My favorite transfer essay of the 2017-2018 college season starts simply enough:
“’Choose what you want to keep, but it must fit in no more than a suitcase and your gym bag. There’s a good chance nothing will be left of the house when we return,’ said my dad, interrupted by the voice of the Sheriff booming from his patrol car: ‘Immediate Mandatory Evacuation.’ They were forecasting a 15-foot storm surge from Hurricane Irma—and my house isn’t even 15 feet tall.”
Right off the bat, there are some big things going on. Not only does it start with dialogue, which is hard enough to pull off as is, but it starts with multiple layers. The Sheriff interrupting his father immediately ensures that the piece isn’t static or transactional. It isn’t a stilted back-and-forth; It’s woven.
The thing is, though, this isn’t an essay about a hurricane. I mean, it is, but that isn’t what is at its core. The student chose to weave a series of family circumstances that made staying close to home if not mandatory, a very tough and selfless decision together with his experience during Hurricane Irma. This provided a tool for illustrating the complexity and trauma of his experiences without the piece becoming bogged down.
So, it’s a conversation between two stories. One, a literal hurricane. The other a figurative one that the literal one helps to illustrate.

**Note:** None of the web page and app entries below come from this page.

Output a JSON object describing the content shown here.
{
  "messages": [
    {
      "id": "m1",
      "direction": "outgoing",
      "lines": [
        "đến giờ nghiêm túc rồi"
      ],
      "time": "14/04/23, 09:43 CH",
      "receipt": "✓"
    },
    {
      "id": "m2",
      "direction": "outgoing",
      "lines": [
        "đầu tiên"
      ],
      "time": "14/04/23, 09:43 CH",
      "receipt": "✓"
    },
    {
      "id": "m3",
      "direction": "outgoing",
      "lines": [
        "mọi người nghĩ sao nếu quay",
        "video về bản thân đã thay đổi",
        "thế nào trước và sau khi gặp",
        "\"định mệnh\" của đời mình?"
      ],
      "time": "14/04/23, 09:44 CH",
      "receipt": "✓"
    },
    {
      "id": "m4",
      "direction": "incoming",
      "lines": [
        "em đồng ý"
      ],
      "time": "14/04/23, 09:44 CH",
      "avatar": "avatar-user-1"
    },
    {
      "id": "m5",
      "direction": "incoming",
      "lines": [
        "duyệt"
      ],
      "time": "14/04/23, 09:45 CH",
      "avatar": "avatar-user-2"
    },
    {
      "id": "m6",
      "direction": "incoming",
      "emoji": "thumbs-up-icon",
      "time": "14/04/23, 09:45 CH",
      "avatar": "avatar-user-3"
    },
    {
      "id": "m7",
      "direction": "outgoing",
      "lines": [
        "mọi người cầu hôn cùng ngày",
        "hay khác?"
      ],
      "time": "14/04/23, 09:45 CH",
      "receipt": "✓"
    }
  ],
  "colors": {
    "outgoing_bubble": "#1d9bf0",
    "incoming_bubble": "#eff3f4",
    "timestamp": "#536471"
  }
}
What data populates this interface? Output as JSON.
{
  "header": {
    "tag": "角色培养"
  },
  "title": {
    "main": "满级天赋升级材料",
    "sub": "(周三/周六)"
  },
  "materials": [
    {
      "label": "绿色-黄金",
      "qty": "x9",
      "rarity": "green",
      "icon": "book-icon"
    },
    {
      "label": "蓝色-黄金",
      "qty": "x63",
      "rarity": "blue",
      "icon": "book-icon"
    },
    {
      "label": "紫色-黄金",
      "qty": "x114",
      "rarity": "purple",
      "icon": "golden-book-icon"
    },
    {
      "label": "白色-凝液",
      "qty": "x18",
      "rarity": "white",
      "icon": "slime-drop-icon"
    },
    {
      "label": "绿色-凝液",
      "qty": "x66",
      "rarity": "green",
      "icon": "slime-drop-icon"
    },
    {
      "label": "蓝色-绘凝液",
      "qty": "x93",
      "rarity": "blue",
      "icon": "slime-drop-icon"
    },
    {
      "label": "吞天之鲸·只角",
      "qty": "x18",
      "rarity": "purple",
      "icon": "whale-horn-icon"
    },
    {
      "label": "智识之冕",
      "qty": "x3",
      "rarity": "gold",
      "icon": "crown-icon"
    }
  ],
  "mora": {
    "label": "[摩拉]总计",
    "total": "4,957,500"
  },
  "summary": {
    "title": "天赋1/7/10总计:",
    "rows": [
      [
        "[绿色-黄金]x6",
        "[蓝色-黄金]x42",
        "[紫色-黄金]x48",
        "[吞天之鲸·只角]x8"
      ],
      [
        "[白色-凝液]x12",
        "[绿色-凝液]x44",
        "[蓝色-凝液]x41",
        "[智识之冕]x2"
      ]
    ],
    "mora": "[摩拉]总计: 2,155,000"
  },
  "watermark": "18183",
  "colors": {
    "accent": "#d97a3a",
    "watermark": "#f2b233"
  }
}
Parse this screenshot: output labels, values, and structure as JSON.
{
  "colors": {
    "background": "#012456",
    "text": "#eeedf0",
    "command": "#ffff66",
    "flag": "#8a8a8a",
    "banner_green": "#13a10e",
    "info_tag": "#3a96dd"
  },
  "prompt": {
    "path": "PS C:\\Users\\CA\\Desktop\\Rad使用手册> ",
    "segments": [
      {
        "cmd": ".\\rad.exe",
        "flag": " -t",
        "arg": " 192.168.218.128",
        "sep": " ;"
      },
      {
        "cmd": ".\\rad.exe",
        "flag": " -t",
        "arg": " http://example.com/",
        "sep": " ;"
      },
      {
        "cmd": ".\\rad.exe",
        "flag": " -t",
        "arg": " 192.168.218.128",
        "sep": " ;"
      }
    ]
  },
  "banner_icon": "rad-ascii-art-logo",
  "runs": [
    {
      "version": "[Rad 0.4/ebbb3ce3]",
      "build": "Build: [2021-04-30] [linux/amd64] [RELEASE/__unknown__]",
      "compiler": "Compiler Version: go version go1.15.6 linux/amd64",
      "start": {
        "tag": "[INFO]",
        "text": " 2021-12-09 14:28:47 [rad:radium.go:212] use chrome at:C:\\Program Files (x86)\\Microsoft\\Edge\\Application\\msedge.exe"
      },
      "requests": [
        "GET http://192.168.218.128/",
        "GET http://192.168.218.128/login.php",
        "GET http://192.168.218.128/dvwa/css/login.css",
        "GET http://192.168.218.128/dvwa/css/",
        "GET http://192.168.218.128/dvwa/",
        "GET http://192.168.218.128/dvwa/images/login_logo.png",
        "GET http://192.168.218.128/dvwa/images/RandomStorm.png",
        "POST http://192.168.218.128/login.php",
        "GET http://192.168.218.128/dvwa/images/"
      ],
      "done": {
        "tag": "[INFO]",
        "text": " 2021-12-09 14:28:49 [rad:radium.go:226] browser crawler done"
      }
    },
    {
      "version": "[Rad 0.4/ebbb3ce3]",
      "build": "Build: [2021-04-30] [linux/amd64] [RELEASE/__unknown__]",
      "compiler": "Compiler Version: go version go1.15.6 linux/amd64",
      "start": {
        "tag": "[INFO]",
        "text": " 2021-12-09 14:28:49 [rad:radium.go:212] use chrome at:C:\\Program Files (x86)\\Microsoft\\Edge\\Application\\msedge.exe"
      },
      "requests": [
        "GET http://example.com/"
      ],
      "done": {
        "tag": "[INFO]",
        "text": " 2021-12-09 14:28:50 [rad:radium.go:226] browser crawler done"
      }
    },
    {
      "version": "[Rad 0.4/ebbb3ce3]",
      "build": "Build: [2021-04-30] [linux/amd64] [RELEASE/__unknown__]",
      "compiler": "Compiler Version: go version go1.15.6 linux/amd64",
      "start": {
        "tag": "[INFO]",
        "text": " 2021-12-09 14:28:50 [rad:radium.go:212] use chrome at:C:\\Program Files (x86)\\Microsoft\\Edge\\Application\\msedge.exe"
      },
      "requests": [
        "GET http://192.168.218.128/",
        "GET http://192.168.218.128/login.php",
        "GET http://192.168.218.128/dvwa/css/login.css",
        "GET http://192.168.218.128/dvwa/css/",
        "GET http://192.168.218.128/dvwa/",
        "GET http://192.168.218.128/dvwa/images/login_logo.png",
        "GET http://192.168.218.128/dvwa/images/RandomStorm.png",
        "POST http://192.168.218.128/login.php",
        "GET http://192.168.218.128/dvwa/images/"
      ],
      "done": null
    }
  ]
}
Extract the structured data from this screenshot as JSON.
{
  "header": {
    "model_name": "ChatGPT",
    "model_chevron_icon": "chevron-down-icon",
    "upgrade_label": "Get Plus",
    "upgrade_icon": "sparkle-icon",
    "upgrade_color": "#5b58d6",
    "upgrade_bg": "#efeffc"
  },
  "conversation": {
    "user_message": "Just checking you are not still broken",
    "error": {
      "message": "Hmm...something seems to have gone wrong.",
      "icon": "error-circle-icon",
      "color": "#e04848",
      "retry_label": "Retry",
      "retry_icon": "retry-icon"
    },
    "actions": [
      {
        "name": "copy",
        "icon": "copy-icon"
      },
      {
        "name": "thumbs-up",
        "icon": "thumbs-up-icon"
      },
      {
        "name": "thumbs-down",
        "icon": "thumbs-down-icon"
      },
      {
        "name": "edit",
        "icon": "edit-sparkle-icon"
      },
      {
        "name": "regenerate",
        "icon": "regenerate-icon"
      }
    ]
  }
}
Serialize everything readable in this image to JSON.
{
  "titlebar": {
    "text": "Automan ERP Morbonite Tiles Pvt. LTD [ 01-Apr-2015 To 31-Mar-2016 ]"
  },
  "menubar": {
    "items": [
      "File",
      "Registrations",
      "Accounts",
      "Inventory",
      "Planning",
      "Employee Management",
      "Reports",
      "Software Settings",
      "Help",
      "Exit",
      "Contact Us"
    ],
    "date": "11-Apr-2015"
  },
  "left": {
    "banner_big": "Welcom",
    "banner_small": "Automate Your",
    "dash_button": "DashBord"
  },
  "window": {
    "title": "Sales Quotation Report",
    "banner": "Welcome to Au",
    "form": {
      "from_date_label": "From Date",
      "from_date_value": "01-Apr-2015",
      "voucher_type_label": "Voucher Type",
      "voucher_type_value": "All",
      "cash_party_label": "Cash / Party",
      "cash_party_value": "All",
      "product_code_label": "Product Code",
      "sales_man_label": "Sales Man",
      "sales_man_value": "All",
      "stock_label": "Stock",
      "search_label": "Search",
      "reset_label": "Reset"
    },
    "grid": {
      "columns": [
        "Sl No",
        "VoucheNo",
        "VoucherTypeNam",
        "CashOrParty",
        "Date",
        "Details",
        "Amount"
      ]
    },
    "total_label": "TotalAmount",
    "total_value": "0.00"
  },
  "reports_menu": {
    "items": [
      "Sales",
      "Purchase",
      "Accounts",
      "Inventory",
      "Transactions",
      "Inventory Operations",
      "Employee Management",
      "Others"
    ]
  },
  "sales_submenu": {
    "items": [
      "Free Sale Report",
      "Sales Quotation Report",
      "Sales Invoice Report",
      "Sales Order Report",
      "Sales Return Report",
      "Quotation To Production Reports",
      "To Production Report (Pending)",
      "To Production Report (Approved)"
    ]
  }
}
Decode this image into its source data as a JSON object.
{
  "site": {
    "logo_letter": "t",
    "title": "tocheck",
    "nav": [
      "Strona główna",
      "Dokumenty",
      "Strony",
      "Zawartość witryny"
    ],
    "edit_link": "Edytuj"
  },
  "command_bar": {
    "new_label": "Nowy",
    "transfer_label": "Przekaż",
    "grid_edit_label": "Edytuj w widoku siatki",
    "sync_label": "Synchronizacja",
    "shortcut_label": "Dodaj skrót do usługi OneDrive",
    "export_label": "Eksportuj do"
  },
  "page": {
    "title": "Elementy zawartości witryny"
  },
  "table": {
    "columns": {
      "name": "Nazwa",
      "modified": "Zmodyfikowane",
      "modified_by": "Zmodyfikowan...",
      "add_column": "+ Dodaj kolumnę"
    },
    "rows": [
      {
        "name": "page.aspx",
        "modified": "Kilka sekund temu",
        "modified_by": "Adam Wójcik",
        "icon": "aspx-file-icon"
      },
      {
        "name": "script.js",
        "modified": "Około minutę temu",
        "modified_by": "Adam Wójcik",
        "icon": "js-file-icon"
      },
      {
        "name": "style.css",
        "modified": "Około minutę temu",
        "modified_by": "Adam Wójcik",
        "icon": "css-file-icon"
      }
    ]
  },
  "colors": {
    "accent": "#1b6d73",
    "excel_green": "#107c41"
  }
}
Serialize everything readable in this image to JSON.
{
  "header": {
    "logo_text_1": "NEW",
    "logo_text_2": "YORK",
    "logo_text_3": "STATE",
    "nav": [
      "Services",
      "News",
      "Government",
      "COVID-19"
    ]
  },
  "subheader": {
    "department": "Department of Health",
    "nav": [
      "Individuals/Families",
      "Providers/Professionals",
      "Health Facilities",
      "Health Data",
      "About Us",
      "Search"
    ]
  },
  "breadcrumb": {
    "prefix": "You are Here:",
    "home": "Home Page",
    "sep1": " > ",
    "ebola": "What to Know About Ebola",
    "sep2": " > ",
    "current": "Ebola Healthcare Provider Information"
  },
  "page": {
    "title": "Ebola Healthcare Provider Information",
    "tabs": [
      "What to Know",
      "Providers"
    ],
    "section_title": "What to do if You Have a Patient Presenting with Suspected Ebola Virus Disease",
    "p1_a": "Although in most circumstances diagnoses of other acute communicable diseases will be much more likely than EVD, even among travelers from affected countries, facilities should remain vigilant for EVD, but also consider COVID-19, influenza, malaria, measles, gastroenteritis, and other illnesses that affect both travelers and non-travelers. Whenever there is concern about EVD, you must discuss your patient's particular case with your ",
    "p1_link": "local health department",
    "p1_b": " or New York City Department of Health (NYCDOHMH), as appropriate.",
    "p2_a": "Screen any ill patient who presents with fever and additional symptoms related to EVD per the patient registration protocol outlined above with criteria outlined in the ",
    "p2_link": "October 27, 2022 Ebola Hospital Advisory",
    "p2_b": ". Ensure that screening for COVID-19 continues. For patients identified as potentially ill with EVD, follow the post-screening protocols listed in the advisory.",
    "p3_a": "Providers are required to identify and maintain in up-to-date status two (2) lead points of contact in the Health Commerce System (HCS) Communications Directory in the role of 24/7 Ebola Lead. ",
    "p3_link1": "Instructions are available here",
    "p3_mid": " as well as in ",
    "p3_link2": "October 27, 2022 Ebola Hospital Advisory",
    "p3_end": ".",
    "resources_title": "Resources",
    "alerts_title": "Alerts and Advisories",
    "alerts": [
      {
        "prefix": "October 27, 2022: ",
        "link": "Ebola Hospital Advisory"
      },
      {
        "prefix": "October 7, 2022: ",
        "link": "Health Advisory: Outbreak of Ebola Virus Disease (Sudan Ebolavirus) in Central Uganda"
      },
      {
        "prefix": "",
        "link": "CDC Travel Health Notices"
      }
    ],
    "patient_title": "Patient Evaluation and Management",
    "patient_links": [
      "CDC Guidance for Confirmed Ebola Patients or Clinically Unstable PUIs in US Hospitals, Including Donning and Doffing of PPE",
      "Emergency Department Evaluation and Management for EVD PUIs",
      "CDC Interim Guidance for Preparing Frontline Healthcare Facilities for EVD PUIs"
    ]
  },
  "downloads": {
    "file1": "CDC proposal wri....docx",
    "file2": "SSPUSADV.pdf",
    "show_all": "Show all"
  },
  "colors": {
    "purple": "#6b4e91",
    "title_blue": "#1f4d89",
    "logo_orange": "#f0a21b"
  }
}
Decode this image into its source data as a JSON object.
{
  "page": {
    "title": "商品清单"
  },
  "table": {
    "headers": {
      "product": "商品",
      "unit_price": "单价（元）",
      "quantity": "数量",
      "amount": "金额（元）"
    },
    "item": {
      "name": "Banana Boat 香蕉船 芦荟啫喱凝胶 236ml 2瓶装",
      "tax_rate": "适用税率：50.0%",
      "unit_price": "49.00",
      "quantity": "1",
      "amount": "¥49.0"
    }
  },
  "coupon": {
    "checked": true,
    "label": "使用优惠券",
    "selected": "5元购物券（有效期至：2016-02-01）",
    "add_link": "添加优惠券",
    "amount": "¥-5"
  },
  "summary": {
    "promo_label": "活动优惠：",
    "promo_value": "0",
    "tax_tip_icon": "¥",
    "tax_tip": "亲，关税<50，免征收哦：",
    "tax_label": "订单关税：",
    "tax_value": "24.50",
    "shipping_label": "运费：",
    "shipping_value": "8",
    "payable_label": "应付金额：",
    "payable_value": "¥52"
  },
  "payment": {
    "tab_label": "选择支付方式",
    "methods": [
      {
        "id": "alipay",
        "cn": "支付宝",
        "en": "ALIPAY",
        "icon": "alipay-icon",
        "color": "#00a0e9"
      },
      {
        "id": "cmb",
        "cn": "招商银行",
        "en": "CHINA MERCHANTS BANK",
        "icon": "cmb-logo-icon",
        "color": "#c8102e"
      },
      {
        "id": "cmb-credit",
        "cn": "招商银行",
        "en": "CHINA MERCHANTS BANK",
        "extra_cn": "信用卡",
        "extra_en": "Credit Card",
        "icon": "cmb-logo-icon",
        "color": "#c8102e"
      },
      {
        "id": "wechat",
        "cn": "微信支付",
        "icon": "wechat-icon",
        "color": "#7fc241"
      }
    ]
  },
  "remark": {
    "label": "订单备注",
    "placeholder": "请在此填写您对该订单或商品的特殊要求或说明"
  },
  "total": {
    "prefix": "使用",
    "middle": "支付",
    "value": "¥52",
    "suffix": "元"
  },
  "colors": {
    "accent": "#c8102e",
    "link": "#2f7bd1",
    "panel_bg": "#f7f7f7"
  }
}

This freed him from having to try to articulate feelings that can come off as forced when they have to be written in a format as condensed as the Common App Essay – and especially when the essay is also supposed to include what you want to achieve wherever it is you end up.
The student ended the first section of his essay with a simple line that cleanly closed a difficult narrative:
“Thus, my story is not one of why I’m choosing to leave, but rather why I initially chose to stay.”
In the second half of the essay, the student addresses what he hopes to accomplish after transferring. This section is heavily focused on academics, as it should be. He wants something from his college education that he isn’t currently able to access. And so, with things at home in order, he is ready to look for it elsewhere. It doesn’t come off as entitled or grabby because his circumstances and desires have been contextualized.
“Today, my family is stable, and my role has changed. I’m not required for daily support, and I have the opportunity I wanted as a high school senior. Not every storm has a happy ending, but I’m determined this one will by transferring somewhere where I can follow my passions. Mine is a launch delayed, not a launch denied.”
Each time I read this essay, I actually tear up a little, especially since this student was accepted to a stellar school where he will be able to study what he is most passionate about.
Being able to work with a student who has experienced enormous challenges, has risen to every occasion, who I respect as an intellectual peer, and who has something meaningful to say was a moving experience for me. Our students are outstanding because we only work with people that we believe have great potential, but this student takes it to a whole new level.
Over hours on the phone and much more writing on his own, he was able to produce more than an essay, or even a great acceptance, but an understanding of his own past experiences that I believe had a positive impact far beyond the transfer process.